Data section
**********

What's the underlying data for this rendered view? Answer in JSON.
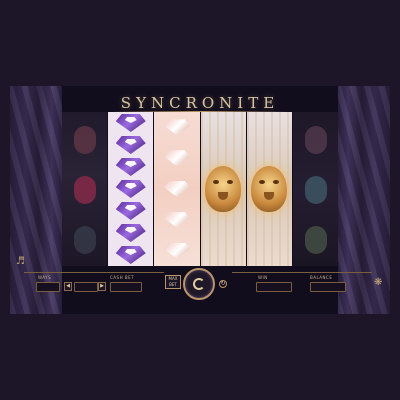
{
  "game": {
    "title": "SYNCRONITE"
  },
  "reels": {
    "reel_1_colors": [
      "#6a3a48",
      "#8c2a4a",
      "#3a4050"
    ],
    "reel_6_colors": [
      "#5a3e52",
      "#3e5a68",
      "#4a5a48"
    ]
  },
  "panel": {
    "ways_label": "WAYS",
    "ways_value": "",
    "cash_bet_label": "CASH BET",
    "cash_bet_value": "",
    "decrease_symbol": "◀",
    "increase_symbol": "▶",
    "max_bet_label": "MAX BET",
    "win_label": "WIN",
    "win_value": "",
    "balance_label": "BALANCE",
    "balance_value": ""
  },
  "icons": {
    "spin": "spin-icon",
    "autoplay": "autoplay-icon",
    "sound": "sound-icon",
    "menu": "menu-icon"
  },
  "colors": {
    "background": "#1d1629",
    "accent_gold": "#b8956a",
    "text_gold": "#d9c6a1"
  }
}
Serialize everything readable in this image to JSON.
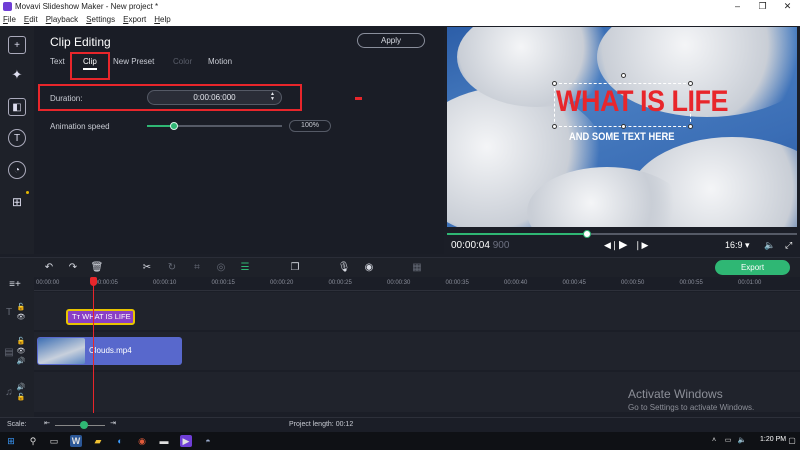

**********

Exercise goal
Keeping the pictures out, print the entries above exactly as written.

Finished exercise
What's the underlying data for this rendered view? Answer in JSON.
{
  "game": {
    "title": "SYNCRONITE"
  },
  "reels": {
    "reel_1_colors": [
      "#6a3a48",
      "#8c2a4a",
      "#3a4050"
    ],
    "reel_6_colors": [
      "#5a3e52",
      "#3e5a68",
      "#4a5a48"
    ]
  },
  "panel": {
    "ways_label": "WAYS",
    "ways_value": "",
    "cash_bet_label": "CASH BET",
    "cash_bet_value": "",
    "decrease_symbol": "◀",
    "increase_symbol": "▶",
    "max_bet_label": "MAX BET",
    "win_label": "WIN",
    "win_value": "",
    "balance_label": "BALANCE",
    "balance_value": ""
  },
  "icons": {
    "spin": "spin-icon",
    "autoplay": "autoplay-icon",
    "sound": "sound-icon",
    "menu": "menu-icon"
  },
  "colors": {
    "background": "#1d1629",
    "accent_gold": "#b8956a",
    "text_gold": "#d9c6a1"
  }
}
Serialize everything readable in this image to JSON.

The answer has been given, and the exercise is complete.